    Terrible though the physical aspect of crucifixion was, it pales compared to what it meant. To a Roman, it was the death of a rebellious slave, the ultimate in placing a man outside the law and the community, the ultimate rejection. To a Jew, it was a sign of being under the curse of God, and a pollution over the whole land. And to judge by what was done to St.Stephen and St.James later, we have to say that if the Jews had been allowed to inflict the death penalty in their own fashion instead of leaving it to the Romans, they would have stoned Jesus to death: not only another horrible, agonizing kind of death, but also one that carries the same message of expulsion, exclusion, rejection – the whole community takes part, yet they never so much as touch the body of the condemned man. Jesus was a Jew, and the authorities of his people condemned him not only to death but to expulsion, rejection, curse; he was one of those Jews who accepted the legitimacy of Roman power (“Give Caesar what is Caesar’s”), and Roman power confirmed his condemnation, with the refinement of an atrocious public beating first; he had a legal claim to the inheritance of King David, he had just entered the city of David according to David’s ritual (on a donkey), and he suffered the death of a slave.

    From the moment he is arrested, Jesus runs a path that is horribly familiar to many people – I would say, to anyone, because who is there who has not experienced injustice or undeserved misfortune in their lives? Everything goes wrong. The laws are properly carried out, but the result is utter injustice. Everywhere you turn, you lose; every branch you grab breaks. Your friends disappear. The sentence against you is passed; appeal only makes things worse; and you begin to see a mob of faces outside who are taking delight in your humiliation, the violence performed upon you, your condemnation. Men, under form of law, become jackals. In fact, by the time you are dragged out to suffer according to verdict and sentence, you might almost say that the worst has already been done. Your good name has been trampled in the mud; your people have rejected you; you are a nothing, a piece of filth, dead in their eyes even before the final horror is inflicted.

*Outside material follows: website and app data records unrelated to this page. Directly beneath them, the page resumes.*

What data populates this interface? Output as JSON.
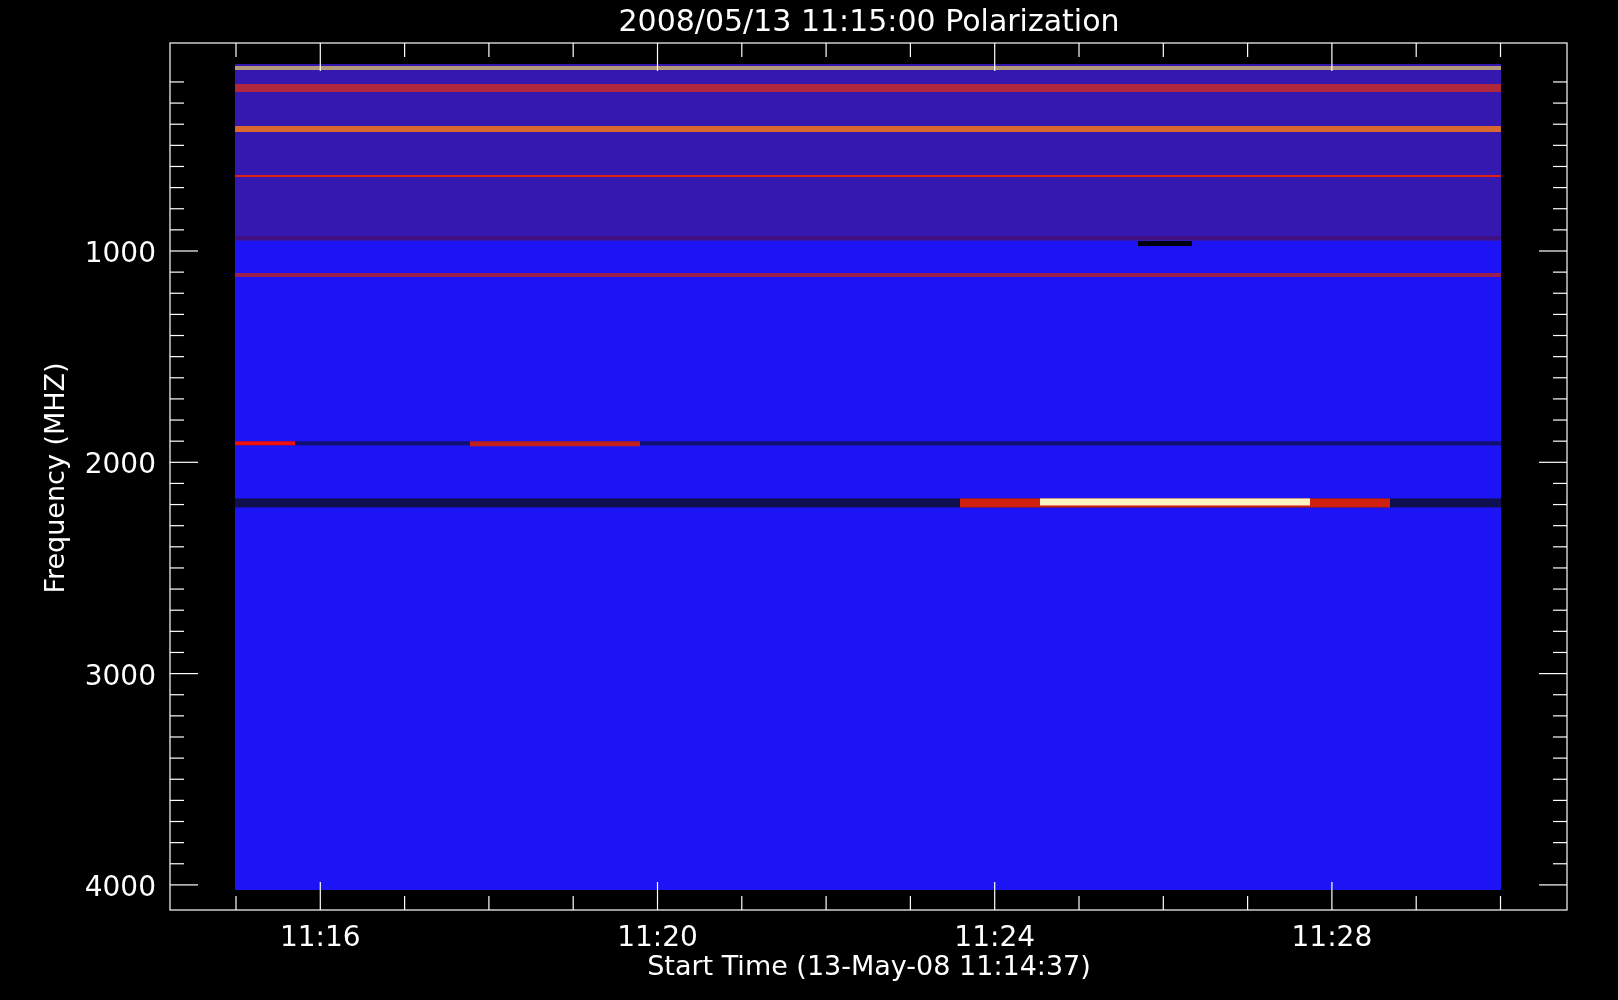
{
  "title": "2008/05/13 11:15:00 Polarization",
  "y_axis": {
    "label": "Frequency (MHZ)",
    "ticks": [
      "1000",
      "2000",
      "3000",
      "4000"
    ]
  },
  "x_axis": {
    "label": "Start Time (13-May-08 11:14:37)",
    "ticks": [
      "11:16",
      "11:20",
      "11:24",
      "11:28"
    ]
  }
}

    Last and worst, you have seen it coming. You knew what was going to come even before the knock at the door and the display of the badge. Jesus saw it all in His mind, and was so horrified he sweated blood – apparently a possible physical reaction in cases of extreme stress or fear. Everything that happens only confirms what you knew; and Jesus, as God, knew what death was better than anyone.

    This is how death reached God. And what this means to me, apart from the Atonement itself, is this: that when we pray to our God, we pray to Someone Who has been there. Every terrible thing that can happen to a human being did in fact happen to him. He knows; we can go to Him with the confidence that He will be at one with our griefs, with our humiliations, with our terrors.

    Death is not only a horror; it is, especially when we take in the whole process of decline and deterioration of which it is the climax, a profoundly and continuously humiliating process. Our body grows older and weaker until we are reliant on the kindness of others, and our faculties crack one by one. There is often a social decline as well: old friends drift or die, and the young show no interest. In fact, what Jesus endured packed in three days of horror is what most adults will slowly have to endure, bit by bit, over the long arch of their decline towards the grave.

    It has always been noticed that old people are disproportionately represented in church attendance; which makes sense. It is not just that the old feel more strongly their dependence on the will of God, but that their experience is growing closer and closer to that of God Himself. To the young, death is real mainly as a violent crisis, a brutal intrusion, almost, one would say, a dark and annihilating counterpart to their own splendid strength. But to the old, the process of ageing and death is the very dimension of life; and to that extent, the humiliating and lonely progress of God towards the Cross is so much easier to understand, to sympathize with, and to take up oneself.